Each line below that holds the string "index" counts once; report the total and nothing else.

### EXERCISE INPUT
╭──
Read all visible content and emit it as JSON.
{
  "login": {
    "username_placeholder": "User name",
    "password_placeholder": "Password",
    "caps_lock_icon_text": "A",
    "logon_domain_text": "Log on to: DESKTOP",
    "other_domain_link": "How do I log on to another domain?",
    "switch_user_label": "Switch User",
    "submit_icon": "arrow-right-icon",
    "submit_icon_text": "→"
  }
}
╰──
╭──
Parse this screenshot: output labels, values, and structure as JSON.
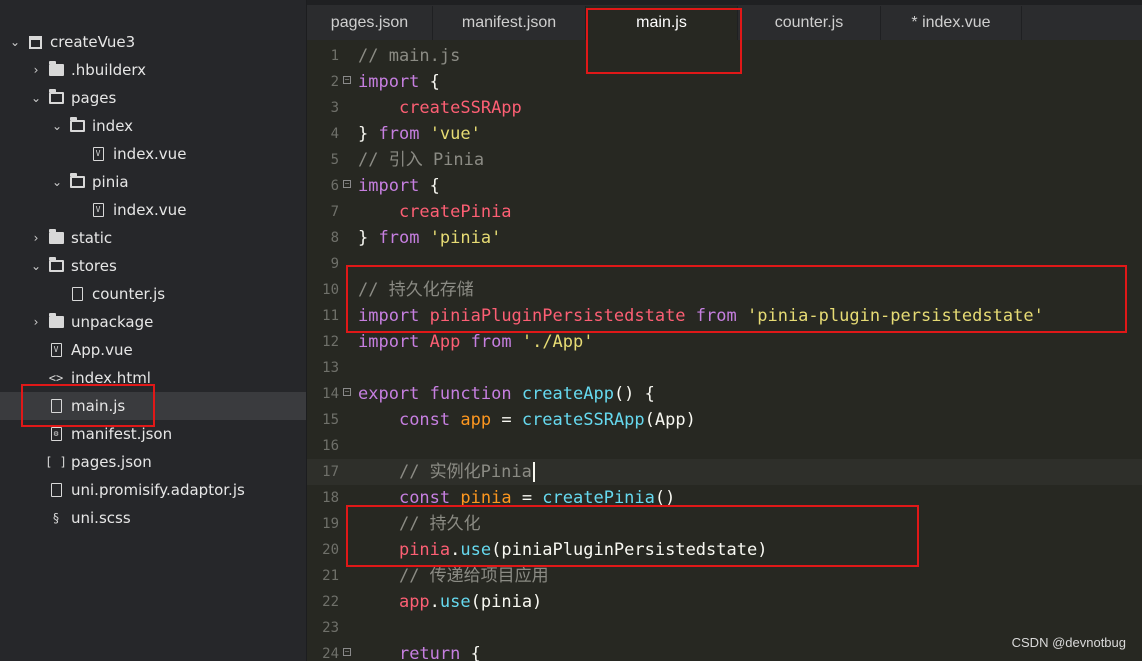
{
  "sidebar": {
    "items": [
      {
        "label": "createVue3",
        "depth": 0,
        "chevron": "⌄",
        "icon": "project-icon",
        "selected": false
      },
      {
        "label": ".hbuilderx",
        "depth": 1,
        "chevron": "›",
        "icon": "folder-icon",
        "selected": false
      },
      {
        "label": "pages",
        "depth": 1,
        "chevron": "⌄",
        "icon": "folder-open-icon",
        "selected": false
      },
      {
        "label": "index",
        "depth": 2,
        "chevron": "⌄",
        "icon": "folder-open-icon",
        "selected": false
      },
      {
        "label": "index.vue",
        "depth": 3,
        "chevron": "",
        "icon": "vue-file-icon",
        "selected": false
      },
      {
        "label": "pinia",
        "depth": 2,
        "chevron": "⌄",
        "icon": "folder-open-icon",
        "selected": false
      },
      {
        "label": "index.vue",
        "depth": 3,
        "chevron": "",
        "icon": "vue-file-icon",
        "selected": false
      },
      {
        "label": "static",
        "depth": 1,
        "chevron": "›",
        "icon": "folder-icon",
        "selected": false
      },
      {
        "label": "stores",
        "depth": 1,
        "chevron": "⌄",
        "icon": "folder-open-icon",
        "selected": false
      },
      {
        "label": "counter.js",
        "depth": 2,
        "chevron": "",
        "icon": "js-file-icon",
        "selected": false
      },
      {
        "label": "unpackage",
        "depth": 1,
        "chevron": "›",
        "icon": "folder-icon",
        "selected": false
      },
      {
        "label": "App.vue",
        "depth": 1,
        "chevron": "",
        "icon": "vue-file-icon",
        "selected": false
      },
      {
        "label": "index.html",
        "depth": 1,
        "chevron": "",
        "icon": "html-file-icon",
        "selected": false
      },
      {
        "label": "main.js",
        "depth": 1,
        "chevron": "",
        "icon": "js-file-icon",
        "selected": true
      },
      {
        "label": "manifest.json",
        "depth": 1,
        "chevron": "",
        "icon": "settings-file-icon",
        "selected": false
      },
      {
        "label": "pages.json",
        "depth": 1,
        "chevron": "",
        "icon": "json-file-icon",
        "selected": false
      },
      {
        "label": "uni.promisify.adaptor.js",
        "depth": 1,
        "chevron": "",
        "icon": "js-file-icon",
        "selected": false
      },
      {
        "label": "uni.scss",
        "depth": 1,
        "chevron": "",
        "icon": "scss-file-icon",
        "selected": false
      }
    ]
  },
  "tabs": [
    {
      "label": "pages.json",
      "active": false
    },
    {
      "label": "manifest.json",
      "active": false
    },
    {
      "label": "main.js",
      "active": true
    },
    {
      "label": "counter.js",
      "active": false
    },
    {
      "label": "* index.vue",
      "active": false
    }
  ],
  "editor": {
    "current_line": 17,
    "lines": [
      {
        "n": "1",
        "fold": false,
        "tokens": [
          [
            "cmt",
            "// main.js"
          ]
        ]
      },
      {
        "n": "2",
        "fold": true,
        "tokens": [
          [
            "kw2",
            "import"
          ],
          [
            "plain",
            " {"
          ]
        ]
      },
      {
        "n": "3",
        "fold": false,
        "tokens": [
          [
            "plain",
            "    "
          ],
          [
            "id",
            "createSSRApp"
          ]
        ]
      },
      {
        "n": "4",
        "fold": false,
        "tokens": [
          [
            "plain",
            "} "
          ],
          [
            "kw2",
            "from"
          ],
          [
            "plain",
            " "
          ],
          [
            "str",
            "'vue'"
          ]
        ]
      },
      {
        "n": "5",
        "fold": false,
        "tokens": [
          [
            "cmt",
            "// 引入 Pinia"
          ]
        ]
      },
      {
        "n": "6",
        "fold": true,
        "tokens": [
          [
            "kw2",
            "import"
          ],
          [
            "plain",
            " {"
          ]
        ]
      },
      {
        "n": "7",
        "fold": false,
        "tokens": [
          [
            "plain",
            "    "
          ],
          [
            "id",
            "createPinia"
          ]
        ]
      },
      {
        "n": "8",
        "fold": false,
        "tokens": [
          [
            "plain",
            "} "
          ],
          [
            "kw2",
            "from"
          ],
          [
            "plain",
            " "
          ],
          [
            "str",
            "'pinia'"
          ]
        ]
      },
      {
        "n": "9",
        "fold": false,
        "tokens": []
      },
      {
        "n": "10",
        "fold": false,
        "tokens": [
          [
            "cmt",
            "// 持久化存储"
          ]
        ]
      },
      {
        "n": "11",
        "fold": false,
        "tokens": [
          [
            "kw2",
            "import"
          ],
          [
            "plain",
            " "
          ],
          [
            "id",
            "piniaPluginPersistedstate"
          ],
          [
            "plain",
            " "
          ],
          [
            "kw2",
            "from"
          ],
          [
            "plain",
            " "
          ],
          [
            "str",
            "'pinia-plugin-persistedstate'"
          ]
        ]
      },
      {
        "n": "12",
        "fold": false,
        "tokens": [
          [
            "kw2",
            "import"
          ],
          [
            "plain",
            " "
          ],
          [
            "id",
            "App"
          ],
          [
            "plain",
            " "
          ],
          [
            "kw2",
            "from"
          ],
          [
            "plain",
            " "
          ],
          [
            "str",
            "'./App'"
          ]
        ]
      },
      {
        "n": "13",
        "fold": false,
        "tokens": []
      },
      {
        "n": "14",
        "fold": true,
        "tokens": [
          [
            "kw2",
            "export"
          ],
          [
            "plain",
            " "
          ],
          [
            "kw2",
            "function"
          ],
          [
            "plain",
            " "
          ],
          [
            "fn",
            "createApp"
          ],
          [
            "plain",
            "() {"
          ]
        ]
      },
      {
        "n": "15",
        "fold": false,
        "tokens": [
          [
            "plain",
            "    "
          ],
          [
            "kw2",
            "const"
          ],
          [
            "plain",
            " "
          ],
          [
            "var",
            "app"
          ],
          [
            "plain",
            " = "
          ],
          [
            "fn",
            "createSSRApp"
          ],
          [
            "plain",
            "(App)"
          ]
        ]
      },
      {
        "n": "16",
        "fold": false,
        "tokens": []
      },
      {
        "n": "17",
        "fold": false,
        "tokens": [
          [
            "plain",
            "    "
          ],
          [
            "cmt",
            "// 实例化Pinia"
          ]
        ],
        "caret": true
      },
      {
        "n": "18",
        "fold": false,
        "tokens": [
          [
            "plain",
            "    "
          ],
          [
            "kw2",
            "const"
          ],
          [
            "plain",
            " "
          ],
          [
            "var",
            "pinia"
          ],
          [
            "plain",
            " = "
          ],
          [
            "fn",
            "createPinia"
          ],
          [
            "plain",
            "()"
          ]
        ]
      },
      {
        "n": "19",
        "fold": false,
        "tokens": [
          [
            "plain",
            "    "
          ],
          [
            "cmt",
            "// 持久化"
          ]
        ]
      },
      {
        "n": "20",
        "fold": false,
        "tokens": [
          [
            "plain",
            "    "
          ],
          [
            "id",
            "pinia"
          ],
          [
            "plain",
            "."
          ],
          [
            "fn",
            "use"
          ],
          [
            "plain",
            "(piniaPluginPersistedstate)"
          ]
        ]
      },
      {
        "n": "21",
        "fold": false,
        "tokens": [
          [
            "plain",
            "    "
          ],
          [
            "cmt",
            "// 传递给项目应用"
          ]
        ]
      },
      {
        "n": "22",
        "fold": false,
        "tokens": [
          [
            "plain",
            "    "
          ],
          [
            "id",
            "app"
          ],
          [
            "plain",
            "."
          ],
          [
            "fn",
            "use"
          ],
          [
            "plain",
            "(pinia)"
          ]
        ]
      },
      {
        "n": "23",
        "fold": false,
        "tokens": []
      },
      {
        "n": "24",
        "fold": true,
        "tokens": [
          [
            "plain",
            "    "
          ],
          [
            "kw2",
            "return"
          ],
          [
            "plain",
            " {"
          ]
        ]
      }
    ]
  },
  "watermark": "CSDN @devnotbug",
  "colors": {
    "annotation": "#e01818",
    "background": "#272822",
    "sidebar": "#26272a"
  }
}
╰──
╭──
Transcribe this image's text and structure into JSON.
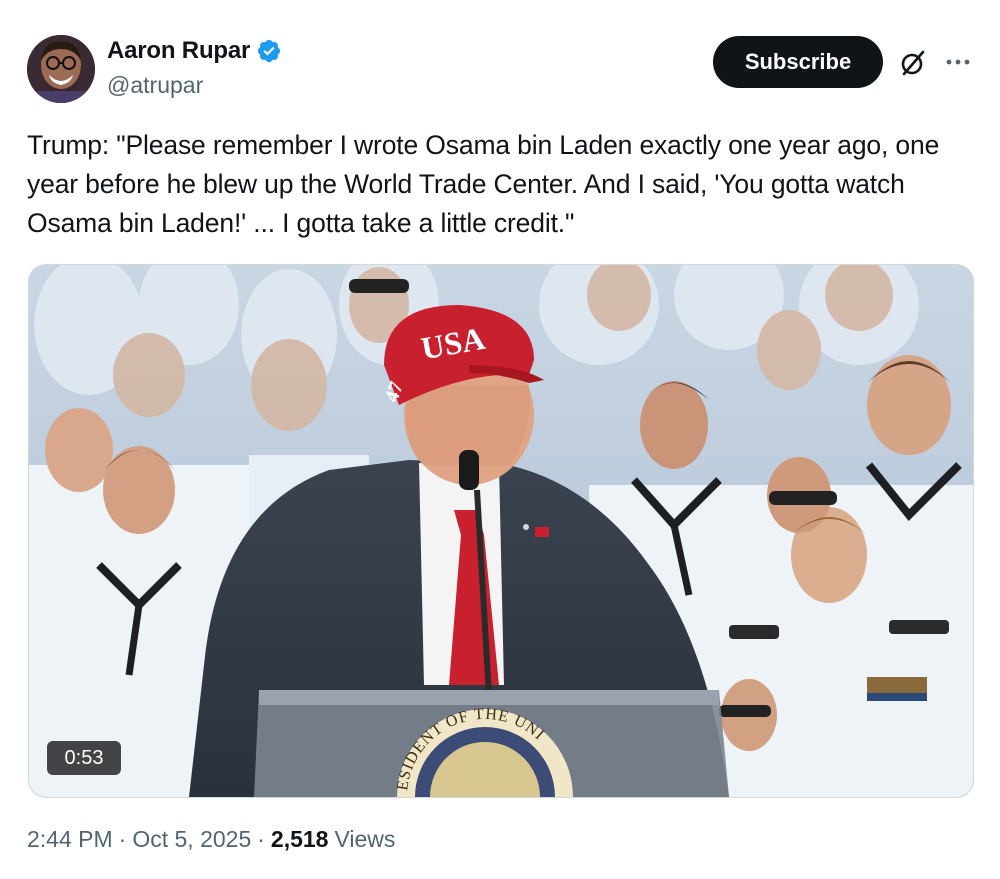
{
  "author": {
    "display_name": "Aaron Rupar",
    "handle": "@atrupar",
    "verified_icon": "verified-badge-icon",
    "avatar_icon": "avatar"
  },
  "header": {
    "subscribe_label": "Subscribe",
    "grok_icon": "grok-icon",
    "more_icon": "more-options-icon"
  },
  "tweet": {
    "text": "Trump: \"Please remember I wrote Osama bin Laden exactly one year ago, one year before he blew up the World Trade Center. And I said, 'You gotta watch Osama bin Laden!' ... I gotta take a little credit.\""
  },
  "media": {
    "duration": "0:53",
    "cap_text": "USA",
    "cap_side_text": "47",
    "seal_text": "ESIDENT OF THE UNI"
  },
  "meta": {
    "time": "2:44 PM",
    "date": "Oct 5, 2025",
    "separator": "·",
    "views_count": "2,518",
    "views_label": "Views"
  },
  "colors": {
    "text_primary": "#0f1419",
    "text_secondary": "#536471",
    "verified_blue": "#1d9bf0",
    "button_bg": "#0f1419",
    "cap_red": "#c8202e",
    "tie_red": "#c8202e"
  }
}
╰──
### RESULT FOR THIS TASK
5